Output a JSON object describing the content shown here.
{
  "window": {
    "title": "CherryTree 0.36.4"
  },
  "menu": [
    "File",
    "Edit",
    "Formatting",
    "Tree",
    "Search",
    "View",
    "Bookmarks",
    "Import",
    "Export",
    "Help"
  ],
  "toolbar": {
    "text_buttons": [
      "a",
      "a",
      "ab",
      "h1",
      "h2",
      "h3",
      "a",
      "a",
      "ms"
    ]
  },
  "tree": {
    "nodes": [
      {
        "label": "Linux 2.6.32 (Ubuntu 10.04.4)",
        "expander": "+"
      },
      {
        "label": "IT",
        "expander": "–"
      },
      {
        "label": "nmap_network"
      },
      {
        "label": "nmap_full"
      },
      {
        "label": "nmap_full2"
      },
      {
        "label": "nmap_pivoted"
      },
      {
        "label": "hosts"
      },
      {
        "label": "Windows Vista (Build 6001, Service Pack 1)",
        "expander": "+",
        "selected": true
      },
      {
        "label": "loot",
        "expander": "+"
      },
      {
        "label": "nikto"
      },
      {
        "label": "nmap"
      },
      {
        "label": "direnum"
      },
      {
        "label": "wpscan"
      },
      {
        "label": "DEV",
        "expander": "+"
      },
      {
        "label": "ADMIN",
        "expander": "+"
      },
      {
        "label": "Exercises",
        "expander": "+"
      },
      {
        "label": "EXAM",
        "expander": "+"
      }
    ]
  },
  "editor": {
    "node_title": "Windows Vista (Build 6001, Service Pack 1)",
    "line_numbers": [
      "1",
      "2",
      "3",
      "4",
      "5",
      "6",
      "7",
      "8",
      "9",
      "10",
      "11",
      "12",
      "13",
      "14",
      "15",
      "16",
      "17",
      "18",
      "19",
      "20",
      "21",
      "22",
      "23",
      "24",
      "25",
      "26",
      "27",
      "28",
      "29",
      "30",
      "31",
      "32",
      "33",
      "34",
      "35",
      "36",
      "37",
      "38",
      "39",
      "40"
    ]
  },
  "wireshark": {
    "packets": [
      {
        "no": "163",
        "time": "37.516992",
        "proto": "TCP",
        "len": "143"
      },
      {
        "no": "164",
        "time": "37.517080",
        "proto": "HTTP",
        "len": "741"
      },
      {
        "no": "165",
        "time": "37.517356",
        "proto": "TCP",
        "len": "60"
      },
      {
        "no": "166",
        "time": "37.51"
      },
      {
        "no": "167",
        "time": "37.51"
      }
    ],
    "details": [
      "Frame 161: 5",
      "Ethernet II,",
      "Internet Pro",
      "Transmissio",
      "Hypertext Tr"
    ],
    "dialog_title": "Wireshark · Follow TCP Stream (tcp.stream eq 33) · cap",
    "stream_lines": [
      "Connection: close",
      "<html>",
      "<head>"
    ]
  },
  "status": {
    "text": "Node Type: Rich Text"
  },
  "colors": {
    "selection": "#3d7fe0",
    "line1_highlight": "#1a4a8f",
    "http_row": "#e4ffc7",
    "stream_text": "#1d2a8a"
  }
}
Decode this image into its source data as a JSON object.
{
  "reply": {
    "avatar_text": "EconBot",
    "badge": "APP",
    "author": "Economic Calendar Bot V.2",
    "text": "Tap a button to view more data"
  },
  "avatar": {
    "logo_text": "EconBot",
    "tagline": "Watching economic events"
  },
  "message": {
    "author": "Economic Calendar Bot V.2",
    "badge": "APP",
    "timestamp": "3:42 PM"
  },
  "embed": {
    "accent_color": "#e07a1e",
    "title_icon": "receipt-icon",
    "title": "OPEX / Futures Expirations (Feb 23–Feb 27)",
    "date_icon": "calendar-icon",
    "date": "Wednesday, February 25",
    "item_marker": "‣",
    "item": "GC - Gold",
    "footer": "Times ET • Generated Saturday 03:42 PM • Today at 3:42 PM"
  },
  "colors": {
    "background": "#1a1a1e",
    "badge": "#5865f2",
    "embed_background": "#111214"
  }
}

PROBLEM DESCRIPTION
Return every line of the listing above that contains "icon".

ANSWER TO THE PROBLEM
    "title_icon": "receipt-icon",
    "date_icon": "calendar-icon",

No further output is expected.